> [Your objective]
Identify each line below that contains the word "screenshot", and copy it out.

————————

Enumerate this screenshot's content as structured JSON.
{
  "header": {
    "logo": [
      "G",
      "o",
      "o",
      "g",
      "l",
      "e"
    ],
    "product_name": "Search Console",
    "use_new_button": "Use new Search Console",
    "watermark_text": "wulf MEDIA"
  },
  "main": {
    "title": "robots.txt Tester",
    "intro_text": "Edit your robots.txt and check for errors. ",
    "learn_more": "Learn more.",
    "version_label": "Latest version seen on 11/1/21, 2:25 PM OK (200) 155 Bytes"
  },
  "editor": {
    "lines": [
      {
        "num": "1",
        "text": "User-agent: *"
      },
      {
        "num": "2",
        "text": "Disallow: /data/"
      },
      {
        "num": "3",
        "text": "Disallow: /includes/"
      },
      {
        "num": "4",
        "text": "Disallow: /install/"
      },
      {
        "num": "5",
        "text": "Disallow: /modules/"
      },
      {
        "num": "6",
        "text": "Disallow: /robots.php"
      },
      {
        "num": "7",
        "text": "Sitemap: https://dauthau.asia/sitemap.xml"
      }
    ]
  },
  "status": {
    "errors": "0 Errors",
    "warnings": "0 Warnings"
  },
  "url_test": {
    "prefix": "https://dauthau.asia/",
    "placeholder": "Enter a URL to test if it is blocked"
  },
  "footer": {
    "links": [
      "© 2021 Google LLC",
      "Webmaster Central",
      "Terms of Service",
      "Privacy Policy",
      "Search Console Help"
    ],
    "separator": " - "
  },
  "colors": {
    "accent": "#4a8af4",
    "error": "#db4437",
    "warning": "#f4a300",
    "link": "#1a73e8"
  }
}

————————

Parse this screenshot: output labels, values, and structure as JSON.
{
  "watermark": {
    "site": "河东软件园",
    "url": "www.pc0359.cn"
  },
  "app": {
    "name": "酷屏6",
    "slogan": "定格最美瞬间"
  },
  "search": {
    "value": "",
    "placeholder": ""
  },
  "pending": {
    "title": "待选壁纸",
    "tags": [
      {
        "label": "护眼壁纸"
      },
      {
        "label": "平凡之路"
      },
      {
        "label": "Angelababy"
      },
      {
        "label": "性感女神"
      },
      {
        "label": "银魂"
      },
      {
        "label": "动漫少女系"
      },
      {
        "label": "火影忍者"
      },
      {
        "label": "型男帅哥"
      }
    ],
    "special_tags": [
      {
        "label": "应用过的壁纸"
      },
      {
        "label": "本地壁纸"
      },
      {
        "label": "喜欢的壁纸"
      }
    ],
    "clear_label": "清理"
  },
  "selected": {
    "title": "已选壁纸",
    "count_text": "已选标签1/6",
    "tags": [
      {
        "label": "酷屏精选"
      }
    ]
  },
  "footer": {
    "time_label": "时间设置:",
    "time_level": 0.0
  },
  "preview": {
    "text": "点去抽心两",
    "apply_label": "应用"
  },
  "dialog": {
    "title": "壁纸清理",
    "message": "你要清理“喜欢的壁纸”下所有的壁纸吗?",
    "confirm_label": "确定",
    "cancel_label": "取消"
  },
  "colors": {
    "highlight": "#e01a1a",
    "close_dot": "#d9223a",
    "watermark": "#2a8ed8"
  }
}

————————

> [Exercise output]
Enumerate this screenshot's content as structured JSON.
Parse this screenshot: output labels, values, and structure as JSON.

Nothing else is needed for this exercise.